In December 1921, North Branch Library opened in a rented building at 25th and Ames Streets that had been a church. North Omaha residents had previously received their library services through a deposit station, but weren’t satisfied because they wanted a place for books and other community events.
By 1937, they asked the Omaha City Council to budget for a more permanent home, having already outgrown the space. By 1938, North Branch found a new home at 29th and Ames Streets.
History repeated itself, however, and by the mid-’60s, the building was failing to meet the demands of the community. Residents were concerned about the lack of space for reference books, materials and parking. A partial ceiling collapse in 1965 led many to believe the building had seen its best days.
The City Council agreed and resolved to “provide properly the high quality and intensive service which is vitally needed for the community.” In 1972, North Branch opened at its current location, 2868 Ames Ave. The library and its architects, Dana Larson Roubal & Associates, received much praise and several awards for its cutting-edge design.

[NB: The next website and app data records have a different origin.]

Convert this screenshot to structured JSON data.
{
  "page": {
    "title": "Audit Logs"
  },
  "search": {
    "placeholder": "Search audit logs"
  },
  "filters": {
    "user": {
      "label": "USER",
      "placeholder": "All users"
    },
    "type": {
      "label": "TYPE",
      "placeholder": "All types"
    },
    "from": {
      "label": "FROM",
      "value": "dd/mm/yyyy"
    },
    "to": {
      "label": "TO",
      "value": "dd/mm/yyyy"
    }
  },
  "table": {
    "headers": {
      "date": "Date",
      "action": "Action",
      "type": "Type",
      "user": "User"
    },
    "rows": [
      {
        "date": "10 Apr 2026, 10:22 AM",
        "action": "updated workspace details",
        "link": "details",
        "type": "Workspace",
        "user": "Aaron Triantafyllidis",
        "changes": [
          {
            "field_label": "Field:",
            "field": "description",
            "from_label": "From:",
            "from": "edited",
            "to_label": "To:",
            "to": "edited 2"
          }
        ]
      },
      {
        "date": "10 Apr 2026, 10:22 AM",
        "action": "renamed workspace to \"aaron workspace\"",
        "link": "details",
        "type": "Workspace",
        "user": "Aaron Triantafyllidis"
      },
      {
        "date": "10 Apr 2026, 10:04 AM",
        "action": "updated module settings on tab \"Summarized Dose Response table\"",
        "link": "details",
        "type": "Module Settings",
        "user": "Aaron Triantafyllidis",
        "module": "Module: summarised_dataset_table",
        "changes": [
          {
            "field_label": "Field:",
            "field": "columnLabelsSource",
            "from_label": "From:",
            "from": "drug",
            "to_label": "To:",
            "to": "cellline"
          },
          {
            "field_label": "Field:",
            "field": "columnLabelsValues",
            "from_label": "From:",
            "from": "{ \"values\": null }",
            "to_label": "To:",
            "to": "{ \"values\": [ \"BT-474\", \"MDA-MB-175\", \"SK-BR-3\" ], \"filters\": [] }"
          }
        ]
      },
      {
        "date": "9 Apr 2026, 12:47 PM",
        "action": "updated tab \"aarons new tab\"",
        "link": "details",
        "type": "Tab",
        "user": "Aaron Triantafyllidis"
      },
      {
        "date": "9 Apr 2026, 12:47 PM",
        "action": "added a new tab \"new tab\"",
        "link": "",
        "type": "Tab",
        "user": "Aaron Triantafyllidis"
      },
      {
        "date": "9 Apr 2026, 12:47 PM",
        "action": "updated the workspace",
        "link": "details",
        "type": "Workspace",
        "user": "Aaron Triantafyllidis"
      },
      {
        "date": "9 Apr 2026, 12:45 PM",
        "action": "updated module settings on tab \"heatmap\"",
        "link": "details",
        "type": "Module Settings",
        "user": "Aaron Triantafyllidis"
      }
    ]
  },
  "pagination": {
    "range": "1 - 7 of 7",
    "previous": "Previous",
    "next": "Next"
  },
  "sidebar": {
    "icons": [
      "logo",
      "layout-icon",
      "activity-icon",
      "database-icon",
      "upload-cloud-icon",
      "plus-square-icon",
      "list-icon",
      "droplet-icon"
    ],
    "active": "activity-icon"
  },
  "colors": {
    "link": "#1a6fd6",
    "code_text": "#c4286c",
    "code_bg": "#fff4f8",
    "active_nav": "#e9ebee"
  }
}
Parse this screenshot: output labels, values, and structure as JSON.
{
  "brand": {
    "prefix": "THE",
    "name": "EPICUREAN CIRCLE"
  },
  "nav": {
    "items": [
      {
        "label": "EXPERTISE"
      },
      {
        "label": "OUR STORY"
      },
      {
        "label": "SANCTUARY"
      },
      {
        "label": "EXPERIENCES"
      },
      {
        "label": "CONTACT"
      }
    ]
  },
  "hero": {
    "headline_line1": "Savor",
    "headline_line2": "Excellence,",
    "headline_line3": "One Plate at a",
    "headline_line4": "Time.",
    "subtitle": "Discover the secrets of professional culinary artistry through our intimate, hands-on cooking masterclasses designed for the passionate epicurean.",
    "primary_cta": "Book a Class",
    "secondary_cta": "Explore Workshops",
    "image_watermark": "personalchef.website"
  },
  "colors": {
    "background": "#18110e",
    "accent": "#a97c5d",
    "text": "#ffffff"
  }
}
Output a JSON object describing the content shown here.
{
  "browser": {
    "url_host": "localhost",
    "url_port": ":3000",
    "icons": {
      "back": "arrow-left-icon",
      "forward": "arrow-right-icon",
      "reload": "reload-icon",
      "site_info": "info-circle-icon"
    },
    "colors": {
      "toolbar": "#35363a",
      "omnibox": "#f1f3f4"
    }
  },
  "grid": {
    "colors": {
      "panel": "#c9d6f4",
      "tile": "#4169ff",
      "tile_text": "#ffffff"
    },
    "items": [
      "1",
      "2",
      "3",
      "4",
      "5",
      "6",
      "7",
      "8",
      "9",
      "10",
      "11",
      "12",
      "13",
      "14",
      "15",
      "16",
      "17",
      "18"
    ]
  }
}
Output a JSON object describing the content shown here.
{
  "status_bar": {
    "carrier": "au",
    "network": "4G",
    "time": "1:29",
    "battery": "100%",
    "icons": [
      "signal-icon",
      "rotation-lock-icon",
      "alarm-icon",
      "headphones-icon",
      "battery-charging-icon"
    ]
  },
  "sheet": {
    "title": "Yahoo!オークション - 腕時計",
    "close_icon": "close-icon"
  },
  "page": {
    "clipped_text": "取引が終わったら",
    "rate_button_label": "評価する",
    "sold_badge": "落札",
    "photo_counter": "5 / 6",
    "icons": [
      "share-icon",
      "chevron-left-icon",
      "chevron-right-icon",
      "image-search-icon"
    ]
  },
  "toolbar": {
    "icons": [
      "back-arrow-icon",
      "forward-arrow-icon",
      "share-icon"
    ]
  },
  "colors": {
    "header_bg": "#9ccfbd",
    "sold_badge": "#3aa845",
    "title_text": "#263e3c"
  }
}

Following the death of longtime Omaha civil rights advocate Charles B. Washington, members of the community petitioned the Omaha Public Library board of trustees to consider changing the name of the branch to honor Washington for his work with young people in north Omaha. The branch was rededicated as Charles B. Washington Library in September 1986.
In 2005, a groundbreaking took place. The library’s interior was renovated, and 5,700 square feet was added to the building’s north side.
The project also introduced an outdoor sculpture garden featuring “Caged Bird,” two bronze figures with birdlike features and a bronze cage, by artist Yanna Ramaeker. The artwork pays homage to Maya Angelou’s poem of the same name. The branch reopened in April 2006 to much fanfare, including a red carpet rollout for special guest Ice-T.
Today, you will find Charles B. Washington Library bustling with activity. Every week, community groups meet at the library for Zumba classes, quilting club, book discussions, computer classes and camaraderie. The library is known for its annual June Family Fair, a Juneteenth celebration that invites the community to enjoy clowns, refreshments, music, entertainment and more.